Data from the Institute for Transportation & Development Policy (ITDP) show substantial decreases in the average number of Transjakarta buses per hour on eight of the network’s 12 corridors this year compared with 2012.
This year, an average of 27 buses per hour connected Blok M in South Jakarta and Kota in West Jakarta on Corridor 1, while in 2012, the route was plied by an average of 40 buses per hour.
‘The most significant decrease can be seen on Corridor 2 connecting Harmoni in Central Jakarta to Pulogadung in East Jakarta, from 43 buses per hour in 2012 to only nine buses per hour in 2015,’ ITDP country director Yoga Adiwinarto toldThe Jakarta Post via email recently.
Based on the data, Transjakarta buses could serve an average total of approximately 15,200 passengers per hour in 2012, and only 14,100 passengers per hour in 2015.
According to Yoga, blockages in Transjakarta lanes, which cause the buses to use the congested normal lanes, and the large number of damaged buses are among the main factors behind the worsening service.
‘A lack of skilled human resources and technology have also caused poor operational planning on the Transjakarta system,’ he said.
Yoga added that decreased frequency meant additional waiting time for passengers, especially during peak hours, forcing some passengers to use other forms of public transportation such as Metromini and Kopaja buses.
More worryingly, transportation observers fear that further declines in the Transjakarta service will lead passengers to opt for private vehicles.
Launched in 2004, the Transjakarta bus network was designed as a transitional mode of transportation that the city could afford with its own budget in response to the sluggish progress of the construction of the mass rapid transit (MRT) system, which involved the central government.
Transjakarta was expected to lure the middle classes to switch to public transportation and leave their private vehicles at park-and-ride facilities located near certain bus shelters.
Jakarta Transportation Council (DTKJ) head Ellen Tangkudung said the council had received repeated complaints about Transjakarta, including regarding broken air conditioners on a number of buses.
‘We fear passengers will give up on the Transjakarta buses and use their cars or motorcycles if there is no improvement in the service,’ Ellen said.
David Tjahjana of the Suara Transjakarta passengers’ community said a lot of passengers had complaints about the system, especially regarding the buses’ condition and lengthy waiting times.
‘There are a lot of factors that make them unhappy, from the long waiting time to security issues.
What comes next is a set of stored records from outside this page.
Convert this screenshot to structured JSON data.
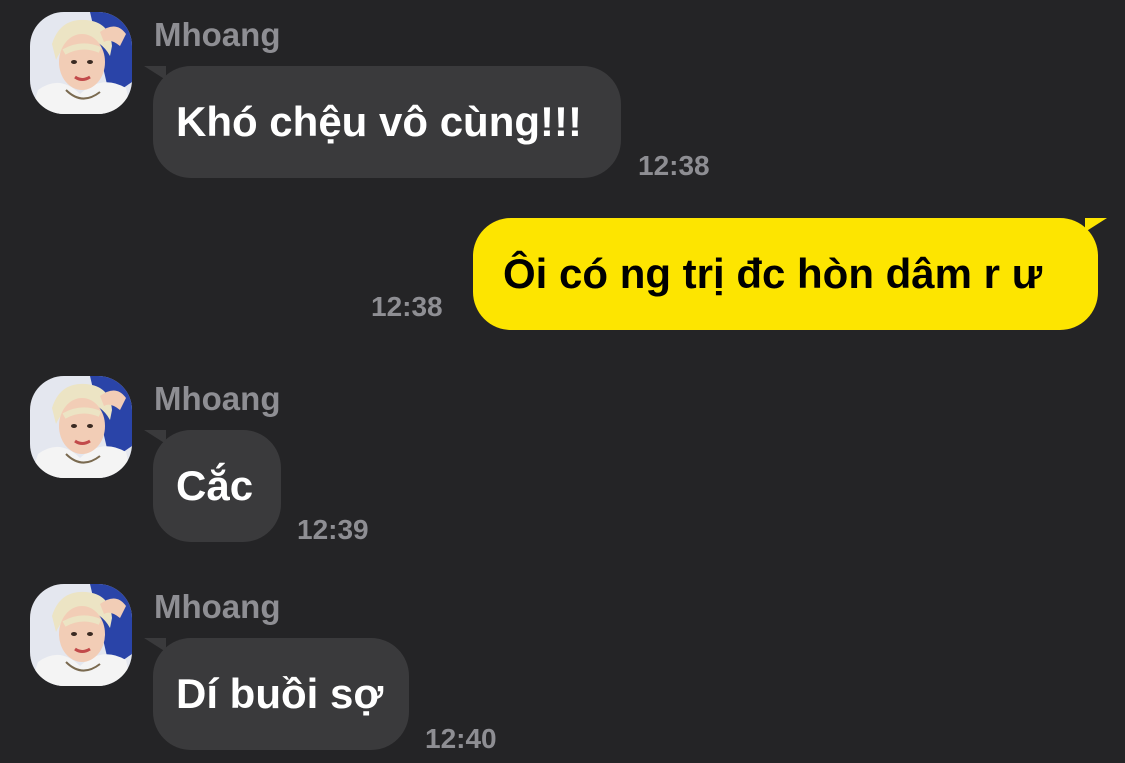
{
  "messages": [
    {
      "sender": "Mhoang",
      "text": "Khó chệu vô cùng!!!",
      "time": "12:38",
      "direction": "incoming",
      "avatar": "profile-photo"
    },
    {
      "text": "Ôi có ng trị đc hòn dâm r ư",
      "time": "12:38",
      "direction": "outgoing"
    },
    {
      "sender": "Mhoang",
      "text": "Cắc",
      "time": "12:39",
      "direction": "incoming",
      "avatar": "profile-photo"
    },
    {
      "sender": "Mhoang",
      "text": "Dí buồi sợ",
      "time": "12:40",
      "direction": "incoming",
      "avatar": "profile-photo"
    }
  ],
  "colors": {
    "background": "#242426",
    "incoming_bubble": "#3a3a3c",
    "outgoing_bubble": "#fde500",
    "meta_text": "#8e8e93"
  }
}
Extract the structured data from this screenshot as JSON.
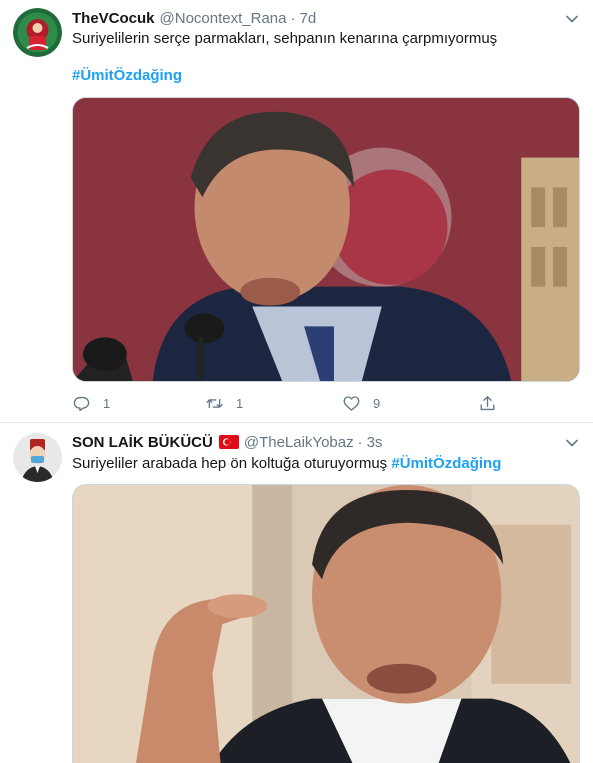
{
  "tweets": [
    {
      "display_name": "TheVCocuk",
      "handle": "@Nocontext_Rana",
      "separator": "·",
      "time": "7d",
      "text": "Suriyelilerin serçe parmakları, sehpanın kenarına çarpmıyormuş",
      "hashtag": "#ÜmitÖzdağing",
      "actions": {
        "replies": "1",
        "retweets": "1",
        "likes": "9"
      }
    },
    {
      "display_name": "SON LAİK BÜKÜCÜ",
      "handle": "@TheLaikYobaz",
      "separator": "·",
      "time": "3s",
      "text": "Suriyeliler arabada hep ön koltuğa oturuyormuş",
      "hashtag": "#ÜmitÖzdağing"
    }
  ],
  "icons": {
    "reply": "reply-icon",
    "retweet": "retweet-icon",
    "like": "heart-icon",
    "share": "share-icon",
    "more": "chevron-down-icon",
    "flag": "turkey-flag-icon"
  },
  "colors": {
    "link": "#1da1f2",
    "secondary_text": "#657786",
    "divider": "#e6ecf0"
  }
}
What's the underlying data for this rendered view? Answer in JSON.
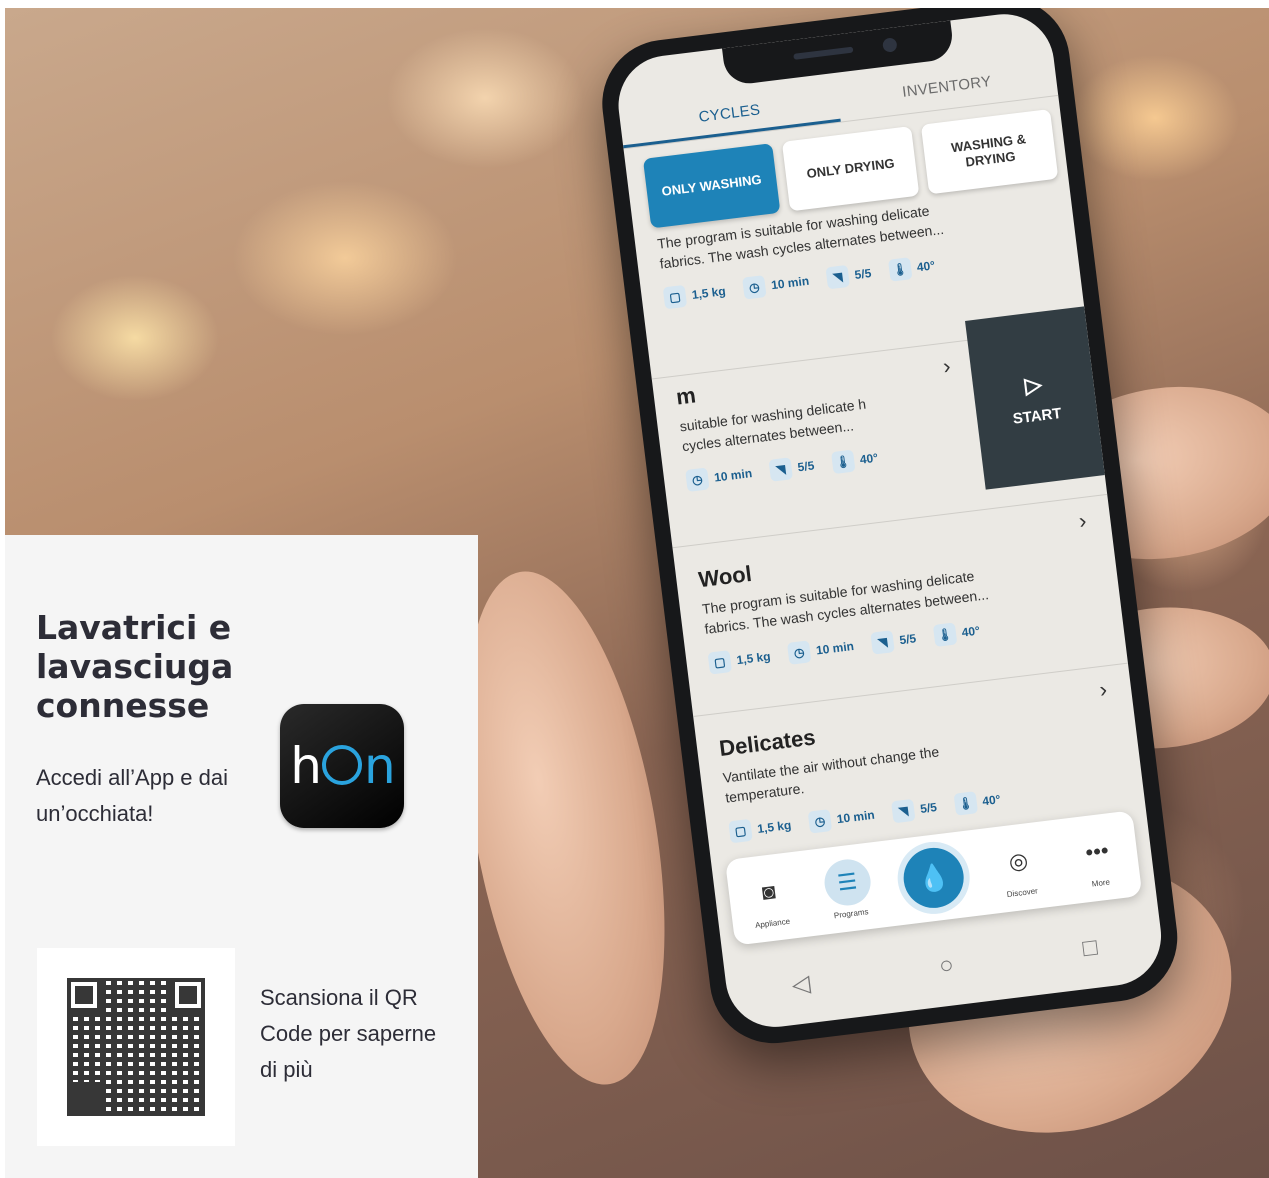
{
  "panel": {
    "headline": "Lavatrici e lavasciuga connesse",
    "subtext": "Accedi all’App e dai un’occhiata!",
    "qr_text": "Scansiona il QR Code per saperne di più",
    "app_logo": {
      "h": "h",
      "n": "n"
    }
  },
  "app": {
    "tabs": [
      {
        "label": "CYCLES",
        "active": true
      },
      {
        "label": "INVENTORY",
        "active": false
      }
    ],
    "filters": [
      {
        "label": "ONLY WASHING",
        "active": true
      },
      {
        "label": "ONLY DRYING",
        "active": false
      },
      {
        "label": "WASHING & DRYING",
        "active": false
      }
    ],
    "programs": [
      {
        "name": "",
        "description": "The program is suitable for washing delicate fabrics. The wash cycles alternates between...",
        "weight": "1,5 kg",
        "time": "10 min",
        "level": "5/5",
        "temp": "40°"
      },
      {
        "name": "m",
        "description": "suitable for washing delicate h cycles alternates between...",
        "weight": "",
        "time": "10 min",
        "level": "5/5",
        "temp": "40°"
      },
      {
        "name": "Wool",
        "description": "The program is suitable for washing delicate fabrics. The wash cycles alternates between...",
        "weight": "1,5 kg",
        "time": "10 min",
        "level": "5/5",
        "temp": "40°"
      },
      {
        "name": "Delicates",
        "description": "Vantilate the air without change the temperature.",
        "weight": "1,5 kg",
        "time": "10 min",
        "level": "5/5",
        "temp": "40°"
      }
    ],
    "start_label": "START",
    "nav": [
      {
        "label": "Appliance",
        "icon": "washer-icon"
      },
      {
        "label": "Programs",
        "icon": "list-icon"
      },
      {
        "label": "",
        "icon": "drop-icon"
      },
      {
        "label": "Discover",
        "icon": "compass-icon"
      },
      {
        "label": "More",
        "icon": "more-icon"
      }
    ],
    "colors": {
      "accent": "#1e83b8",
      "start_bg": "#323d43"
    }
  }
}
This makes passengers consider switching to other forms of public transportation or even private transportation,’ David said over the phone.
According to the group, the emergency doors on some Transjakarta buses have been welded shut and cannot be opened.
Many passengers were hoping for an improved service, or at least a return to the previous level of service, after the bus management was taken over by PT Transportasi Jakarta, David said.
‘The city can start by keeping Transjakarta lanes clear of other vehicles,’ he said.